Listen to Episode 913 of Slate’s The Gist:On The Gist, what just happened? And are Democrats sniveling losers or Machiavellian savants? McClatchy reporter Alex Roarty explains why the animating force driving both Democrats and Republicans right now is a loud conservative minority. In the Spiel, Greece has beef regarding which part of world gets to be called “Macedonia.”Join Slate Plus! Members get bonus segments, exclusive member-only podcasts, and more.

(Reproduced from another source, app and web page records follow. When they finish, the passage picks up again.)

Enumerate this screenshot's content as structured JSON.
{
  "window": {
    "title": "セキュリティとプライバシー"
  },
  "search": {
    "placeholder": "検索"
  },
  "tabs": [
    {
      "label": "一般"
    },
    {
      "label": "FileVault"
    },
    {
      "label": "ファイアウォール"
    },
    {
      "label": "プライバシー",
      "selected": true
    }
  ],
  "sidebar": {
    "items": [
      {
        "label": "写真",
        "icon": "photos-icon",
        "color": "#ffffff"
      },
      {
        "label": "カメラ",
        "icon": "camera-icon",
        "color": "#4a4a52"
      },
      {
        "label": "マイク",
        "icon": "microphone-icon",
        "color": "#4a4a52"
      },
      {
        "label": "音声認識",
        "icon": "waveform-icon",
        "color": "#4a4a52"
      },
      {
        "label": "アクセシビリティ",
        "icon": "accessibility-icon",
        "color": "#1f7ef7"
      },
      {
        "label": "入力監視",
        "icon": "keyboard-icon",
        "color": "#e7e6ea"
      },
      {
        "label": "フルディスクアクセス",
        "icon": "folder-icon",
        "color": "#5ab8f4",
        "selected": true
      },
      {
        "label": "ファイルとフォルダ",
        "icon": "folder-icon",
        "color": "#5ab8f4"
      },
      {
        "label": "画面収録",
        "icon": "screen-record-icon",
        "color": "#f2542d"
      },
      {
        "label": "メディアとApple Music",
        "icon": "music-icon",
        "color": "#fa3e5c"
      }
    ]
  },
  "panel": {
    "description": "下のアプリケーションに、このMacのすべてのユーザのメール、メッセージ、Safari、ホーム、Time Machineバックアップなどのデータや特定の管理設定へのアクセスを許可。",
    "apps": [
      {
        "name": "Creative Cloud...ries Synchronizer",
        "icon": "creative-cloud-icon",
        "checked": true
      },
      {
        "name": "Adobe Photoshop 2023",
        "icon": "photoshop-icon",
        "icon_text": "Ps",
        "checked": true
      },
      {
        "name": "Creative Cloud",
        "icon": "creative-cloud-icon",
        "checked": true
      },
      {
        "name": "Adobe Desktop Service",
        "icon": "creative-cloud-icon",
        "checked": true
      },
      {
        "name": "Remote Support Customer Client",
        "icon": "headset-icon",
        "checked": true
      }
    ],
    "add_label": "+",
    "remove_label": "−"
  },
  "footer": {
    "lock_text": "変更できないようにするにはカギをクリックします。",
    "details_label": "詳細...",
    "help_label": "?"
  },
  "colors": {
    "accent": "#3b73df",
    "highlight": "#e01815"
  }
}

Listen to Episode 912 of Slate’s The Gist:Up first on The Gist: It appears the Stormy Daniels story checks out. Plus, Saturday marks the first anniversary of President Trump’s inauguration. The hosts of Slate’s Trumpcast join Mike to revise old predictions, make new ones, and consider whether Democrats should be rooting for impeachment via the Robert Mueller investigation. And in the Spiel, we’re on the verge of another government shutdown. It seems normal now.
Alan Jacobs questions your ability to think for yourself. Can you really rid yourself of your biases, or do you just develop better biases? Are you really any better than your estranged friends at finding answers, or have you just chosen a different group with whom to associate? Jacobs is the author of How to Think: A Survival Guide for a World at Odds.
@mikelellcessor@jdickerson@FaceTheNation Is it any weirder then summer outdoor movies where everyone gathers on a field at dusk, ticks into pasta primavera eaten w plastic forks and struggled to watch a movie that is available in perfect clarity in their own home?
@Bos_imm I said they were useless? I went to the Women's March. Public demonstrations are good as a pressure relief valve and to galvanize like minded folk. In general they are reflect existing sentiment rather than shape it
Muck Rack makes it simple to find people, tweets, or articles that mention any name, keyword, company, hashtag etc. We've compiled this guide to help you make the most of your search.
Selecting a term
Start searching tweets, articles from media outlets, articles mentioned in tweets, journalists'
names, titles and bios with some suggested searches:
Companies or Topics (e.g. iPhone, Microsoft)
Phrases (e.g. "cloud computing") — use quotes to keep the terms together
Twitter handles (e.g. @username) — returns those who have mentioned or replied to
Names (e.g. "David Pogue")
Hashtags (e.g. #sxsw, #london2012)
Bio details (e.g. vegan, Olympics, father)
Muck Rack's Advanced Search allows for many boolean operators.
Find results that mention multiple specified terms, use AND or
+. For example, ensure each result contains both Elon Musk and Mark Zuckerberg by
searching Musk AND Zuckerberg or Musk + Zuckerberg.
Use the operators OR or , to broaden your search when you'd like either of
multiple terms to appear in results. (This is the default behavior of our search when no operators
are used). For example, results will contain either cake or cookie by searching cake OR cookie or cake,cookie
Use NOT or - to subtract results from your search. For
example, searching Disney will yield results about the Walt Disney Company as well as Walt Disney
World Resort. To exclude mentions of Disney World, search for Disney -World or Disney
When using one of these operators with a phrase, enclose it in quotation marks. For example, you can
find results about smartphones excluding Apple's iPhone 4S by searching smartphone -"iPhone
Exact case matching or punctuation
If you're searching for a brand name or keyword that relies on specific punctuation marks or capitalization, you can
find results that match your exact query by adding matchcase: before the keyword you're searching for, like matchcase:E*TRADE .
Use parentheses to separate multiple
boolean phrases. For example, to find journalists talking about having fun in Disney World or
Disneyland, search for ("disney world" OR disneyland) AND fun.
An asterisk can be used to search for any variation of a root word truncated by the asterisk. For example, searching for admin* will return results for administrator, administration, administer, administered, etc.
A near operator is an AND operator where you can control the distance between the words. You can vary the distance the near operation uses by adding a forward slash and number (between 0-99) such as strawberries NEAR/10 "whipped cream", which means the strawberries must exist within 10 words of "whipped cream".